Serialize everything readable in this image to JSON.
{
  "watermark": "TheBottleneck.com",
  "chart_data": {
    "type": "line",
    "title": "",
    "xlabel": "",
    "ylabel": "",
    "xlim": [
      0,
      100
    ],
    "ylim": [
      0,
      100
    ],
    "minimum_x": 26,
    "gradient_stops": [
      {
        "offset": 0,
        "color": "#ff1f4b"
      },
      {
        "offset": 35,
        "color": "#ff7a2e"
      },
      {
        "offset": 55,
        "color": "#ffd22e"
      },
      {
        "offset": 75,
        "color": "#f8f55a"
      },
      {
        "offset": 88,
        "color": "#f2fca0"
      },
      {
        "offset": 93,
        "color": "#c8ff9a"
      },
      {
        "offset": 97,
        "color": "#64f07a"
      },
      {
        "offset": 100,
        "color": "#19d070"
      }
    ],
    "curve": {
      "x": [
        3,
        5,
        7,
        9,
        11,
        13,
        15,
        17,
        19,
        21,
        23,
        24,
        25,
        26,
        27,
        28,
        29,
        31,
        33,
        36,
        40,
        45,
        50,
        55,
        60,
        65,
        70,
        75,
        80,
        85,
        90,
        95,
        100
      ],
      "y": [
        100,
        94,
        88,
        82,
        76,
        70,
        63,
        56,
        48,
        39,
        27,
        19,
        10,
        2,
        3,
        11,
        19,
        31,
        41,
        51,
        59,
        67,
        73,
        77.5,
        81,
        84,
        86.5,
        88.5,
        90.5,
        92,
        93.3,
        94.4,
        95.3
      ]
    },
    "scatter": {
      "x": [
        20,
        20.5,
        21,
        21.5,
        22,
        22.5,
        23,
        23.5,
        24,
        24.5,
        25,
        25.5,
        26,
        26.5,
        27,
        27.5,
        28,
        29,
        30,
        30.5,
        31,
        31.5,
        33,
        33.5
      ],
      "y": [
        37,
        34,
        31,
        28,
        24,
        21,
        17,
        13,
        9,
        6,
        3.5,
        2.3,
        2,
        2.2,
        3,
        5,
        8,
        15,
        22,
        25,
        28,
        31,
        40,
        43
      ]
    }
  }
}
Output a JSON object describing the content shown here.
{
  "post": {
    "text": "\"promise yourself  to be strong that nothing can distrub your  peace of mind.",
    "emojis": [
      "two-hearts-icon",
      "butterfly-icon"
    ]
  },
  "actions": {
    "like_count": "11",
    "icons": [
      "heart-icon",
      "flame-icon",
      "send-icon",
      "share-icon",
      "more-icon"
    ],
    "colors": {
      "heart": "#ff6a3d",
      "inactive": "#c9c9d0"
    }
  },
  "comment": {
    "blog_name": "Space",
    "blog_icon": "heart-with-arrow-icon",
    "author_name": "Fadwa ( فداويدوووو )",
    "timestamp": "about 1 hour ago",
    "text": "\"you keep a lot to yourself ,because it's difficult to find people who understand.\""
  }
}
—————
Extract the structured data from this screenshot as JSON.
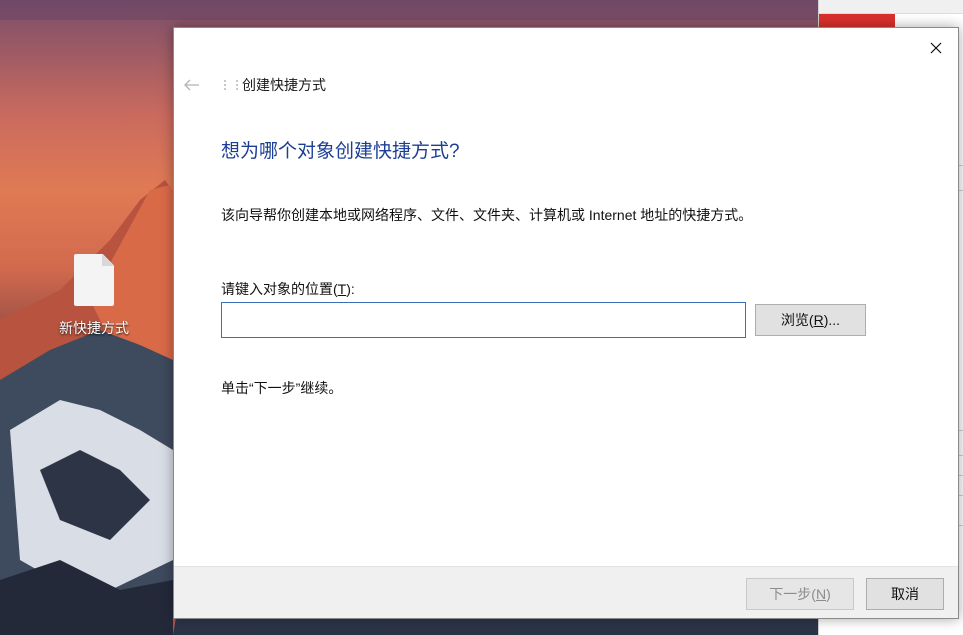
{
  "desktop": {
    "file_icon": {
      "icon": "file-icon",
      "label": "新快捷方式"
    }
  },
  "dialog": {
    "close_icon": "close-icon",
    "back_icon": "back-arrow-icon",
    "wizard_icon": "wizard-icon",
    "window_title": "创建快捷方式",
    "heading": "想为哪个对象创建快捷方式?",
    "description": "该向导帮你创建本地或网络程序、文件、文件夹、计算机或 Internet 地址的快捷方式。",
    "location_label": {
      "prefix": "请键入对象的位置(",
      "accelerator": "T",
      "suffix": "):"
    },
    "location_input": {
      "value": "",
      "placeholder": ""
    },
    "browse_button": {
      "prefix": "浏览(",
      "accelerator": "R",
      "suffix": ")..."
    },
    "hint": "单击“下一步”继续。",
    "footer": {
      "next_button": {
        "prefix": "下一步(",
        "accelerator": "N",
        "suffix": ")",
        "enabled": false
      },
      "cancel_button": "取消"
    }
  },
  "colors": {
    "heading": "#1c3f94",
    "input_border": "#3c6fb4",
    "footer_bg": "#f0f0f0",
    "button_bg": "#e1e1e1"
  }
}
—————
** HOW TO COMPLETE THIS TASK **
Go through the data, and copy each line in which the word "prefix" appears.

** RESPONSE AREA **
      "prefix": "请键入对象的位置(",
      "prefix": "浏览(",
        "prefix": "下一步(",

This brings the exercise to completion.